What could I do with this wondrous information but share it? So I told my class. My entire first grade class.
As the calls started coming in that night, my mother was horrified. She turned bright red and handed the phone to my father.
“My daughter said what?” I could hear hysterical noises as the parent explained yet again.
“She told your kid everything?”
My father looked at me and furrowed his brow. “Well, was she right?”
A high-pitched noise emitted from the phone.
“Lady, was she right?”
“That’s my girl!” My dad said as he ruffled my hair and hung up the phone.
-Plunge into the world around you. -
My Uncle George
My father taught me about streetcars (okay, he drove them). And how to make chili for Saturday night dinner, how to prune a rose bush, how to wash a car, how to drive and park a car (required then for a driver’s license), how to focus a camera, how to avoid embarrassing situations.
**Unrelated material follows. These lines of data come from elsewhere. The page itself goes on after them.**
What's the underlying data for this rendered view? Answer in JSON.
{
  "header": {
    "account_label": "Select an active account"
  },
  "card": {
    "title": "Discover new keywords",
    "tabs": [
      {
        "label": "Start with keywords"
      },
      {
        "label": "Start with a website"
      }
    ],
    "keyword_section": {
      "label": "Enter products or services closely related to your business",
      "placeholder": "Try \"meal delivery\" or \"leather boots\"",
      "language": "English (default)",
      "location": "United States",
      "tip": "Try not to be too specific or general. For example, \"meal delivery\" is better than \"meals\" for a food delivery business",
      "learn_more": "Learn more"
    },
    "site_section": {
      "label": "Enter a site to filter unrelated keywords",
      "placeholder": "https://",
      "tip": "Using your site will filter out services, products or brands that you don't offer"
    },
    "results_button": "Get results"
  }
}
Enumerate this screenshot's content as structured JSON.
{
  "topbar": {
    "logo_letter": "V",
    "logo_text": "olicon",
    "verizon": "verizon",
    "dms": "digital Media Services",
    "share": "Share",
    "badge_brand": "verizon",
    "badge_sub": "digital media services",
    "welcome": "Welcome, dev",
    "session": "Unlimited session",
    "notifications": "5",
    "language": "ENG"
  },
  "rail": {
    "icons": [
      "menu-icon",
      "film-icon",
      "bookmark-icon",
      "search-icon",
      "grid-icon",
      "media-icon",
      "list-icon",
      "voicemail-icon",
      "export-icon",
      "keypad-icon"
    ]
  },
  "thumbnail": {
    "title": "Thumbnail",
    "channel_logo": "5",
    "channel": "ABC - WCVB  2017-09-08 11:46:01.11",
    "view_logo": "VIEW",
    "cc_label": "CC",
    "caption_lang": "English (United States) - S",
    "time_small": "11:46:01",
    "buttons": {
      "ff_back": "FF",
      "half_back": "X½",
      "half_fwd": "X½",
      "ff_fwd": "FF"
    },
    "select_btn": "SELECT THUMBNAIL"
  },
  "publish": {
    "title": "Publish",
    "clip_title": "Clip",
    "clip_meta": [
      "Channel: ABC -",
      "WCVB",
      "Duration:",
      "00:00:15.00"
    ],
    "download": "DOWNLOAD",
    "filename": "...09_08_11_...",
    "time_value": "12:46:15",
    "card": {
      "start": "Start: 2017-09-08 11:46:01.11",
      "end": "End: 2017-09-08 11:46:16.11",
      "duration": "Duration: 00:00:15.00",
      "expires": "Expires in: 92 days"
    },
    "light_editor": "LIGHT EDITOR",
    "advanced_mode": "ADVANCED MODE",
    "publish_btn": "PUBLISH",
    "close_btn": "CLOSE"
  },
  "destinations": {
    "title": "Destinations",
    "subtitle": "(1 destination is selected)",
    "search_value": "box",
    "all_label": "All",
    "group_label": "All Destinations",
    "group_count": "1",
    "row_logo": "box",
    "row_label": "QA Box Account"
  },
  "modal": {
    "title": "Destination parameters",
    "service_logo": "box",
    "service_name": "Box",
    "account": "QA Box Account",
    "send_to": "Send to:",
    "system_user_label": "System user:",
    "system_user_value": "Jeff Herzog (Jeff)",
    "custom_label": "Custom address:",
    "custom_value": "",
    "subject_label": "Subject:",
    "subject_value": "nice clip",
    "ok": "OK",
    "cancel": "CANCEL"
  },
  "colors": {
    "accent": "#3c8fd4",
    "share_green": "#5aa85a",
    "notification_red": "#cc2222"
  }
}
Useful advice all.
But it was my Uncle George who taught me everything else. By that I mean the abundant beauty of the natural world in and around Washington, D.C.
The tributaries of the Chesapeake were his haunt and ours. Hiking along the Potomac shoreline looking for lures and observing catfish anglers on the canal. Catching the herring run in early spring on streams near Fort Washington. Pulling a seine net for grass shrimp in the Bay. Celebrating a catch of eels to be salted for crab bait. Exercising patience while waiting for a crab to take that bait from a hand line. Stoking the wood fire to steam the season’s first crab haul. Standing on a pier in Glebe Creek on the South River, body bent in half, shivering, arms and hands pointed to a watery surface that reflected our own image, first steps in learning to dive. That first plunge took trust; Uncle George made it possible. He didn’t have his own kids; he had us, my cousins and me, and we were the richer for it.
With enough patience and a beer or two, just about any problem can be solved.
My childhood friend’s father Bill Lenck
I was 18 and driving to my friend’s house when my car began making a noise like someone was shooting a machine gun from underneath it. I asked my friend’s dad if he could diagnose the problem.
He listened, then looked underneath the car and said, “Let’s have a beer.”
That wasn’t the answer I wanted, but since I have the mechanical ability of a bovine, I had a beer with him.
Once finished, he took tin snips and cut off both ends of each beer can. He then slid one can into the other and cut them lengthwise.
“We had to wait for the car to cool down,” he explained, as he eased himself under my vehicle. He told me that the pipe to my muffler had rusted and broke in half. He took the two beer cans, wrapped them around the two ends of the broken pipe, thus making a sleeve, and held them in place with two hose clamps The noise was silenced.
The lesson I learned 32 years ago from my friend’s father was that with enough patience and a beer or two, just about any problem can be solved.